Oh, and yes, there was talk about the militia, about Nazis, about folks coming across our borders to attack, about a tyrannical government, about nullification, and more. One of the pro gun guys went after a friend of mine whose daughter was kidnapped, raped and murdered by two young men who got their gun from the father of one of them. He said that the gun didn't rape her daughter or kidnap her daughter. Really? Come on. What a stupid and offensive thing to say to someone who lost her young daughter in such a violent and senseless way. Do these guys have compassion at all for victims? They don't like us. For we tell stories that counter their faulty reasoning. We tell stories that just might change the minds of our elected leaders who have been under the thumb of people like them for far too long. They accuse us of "dancing in the blood of victims" when we tell real life stories of friends and family who have been shot to death. Shame on them. Why do they do this? It's uncouth, tasteless, rude, offensive and more. It's not necessary and does nothing to further the discussion. And then they wonder why we don't want to have any discussions with them? We can't possibly have discussions with people who are offensive and hate victims. They tell us they know where we live. Why? What do they intend? They send us anonymous things in the mail. They threaten the businesses of people who testify. They write blogs about us. They take photos of us at the hearings. Why? What are they going to do with those photos? They sometimes threaten us. Why? Why? Why? Why the paranoia and fear?
Where do they get this stuff? Straight from Wayne LaPierre, CEO of the NRA:
I rest my case. We can save lives by passing reasonable measures to keep guns away from those who shouldn't have them. These measures are not unconstitutional. The second amendment co-exists with reasonable gun laws. Why do the gun rights folks not object to the current system of requirements to get a background check when buying a gun from a licensed dealer? They subject themselves to this terribly inconvenient practice daily. They go to local law enforcement for their permits to acquire and permits to carry their guns. They already comply with many common sense measures. They claim to be law abiding. If so, why object to keeping those who aren't from getting and using guns that kill innocent people? Why? Why? I have heard no good answers. The time is now to act. The time is past for far too many innocent victims. The country came to an agreement on 12/14 when 20 little children were massacred. The country is saying that these children and the many other victims including the almost 2000 who have been shot and killed since 12/14 deserve a vote.

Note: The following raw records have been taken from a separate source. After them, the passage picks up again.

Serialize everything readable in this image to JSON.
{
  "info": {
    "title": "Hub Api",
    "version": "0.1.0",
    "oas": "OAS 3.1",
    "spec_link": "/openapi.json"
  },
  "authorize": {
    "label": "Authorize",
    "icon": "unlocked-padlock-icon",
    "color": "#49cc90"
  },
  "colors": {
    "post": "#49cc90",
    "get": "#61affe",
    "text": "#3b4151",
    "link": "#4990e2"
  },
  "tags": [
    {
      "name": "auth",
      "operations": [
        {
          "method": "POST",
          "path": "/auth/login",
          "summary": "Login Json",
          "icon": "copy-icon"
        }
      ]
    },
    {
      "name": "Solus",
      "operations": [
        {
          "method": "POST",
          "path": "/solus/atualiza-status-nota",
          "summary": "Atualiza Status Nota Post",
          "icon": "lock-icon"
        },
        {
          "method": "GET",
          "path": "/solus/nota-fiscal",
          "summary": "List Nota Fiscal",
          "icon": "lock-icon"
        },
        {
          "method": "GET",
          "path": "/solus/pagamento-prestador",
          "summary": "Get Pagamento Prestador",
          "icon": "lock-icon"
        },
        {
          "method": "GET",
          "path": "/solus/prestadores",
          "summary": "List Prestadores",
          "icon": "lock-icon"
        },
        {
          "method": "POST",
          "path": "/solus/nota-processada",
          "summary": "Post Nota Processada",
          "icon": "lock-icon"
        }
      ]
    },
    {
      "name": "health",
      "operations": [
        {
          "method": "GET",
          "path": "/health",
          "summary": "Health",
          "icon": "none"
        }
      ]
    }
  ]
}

The country is telling their local, state and federal politicians to stop pandering to the NRA lobbyists, whose views have become increasingly irrelevant and strident, and do the right thing. Surely we are better than this as a country. Let's get to work.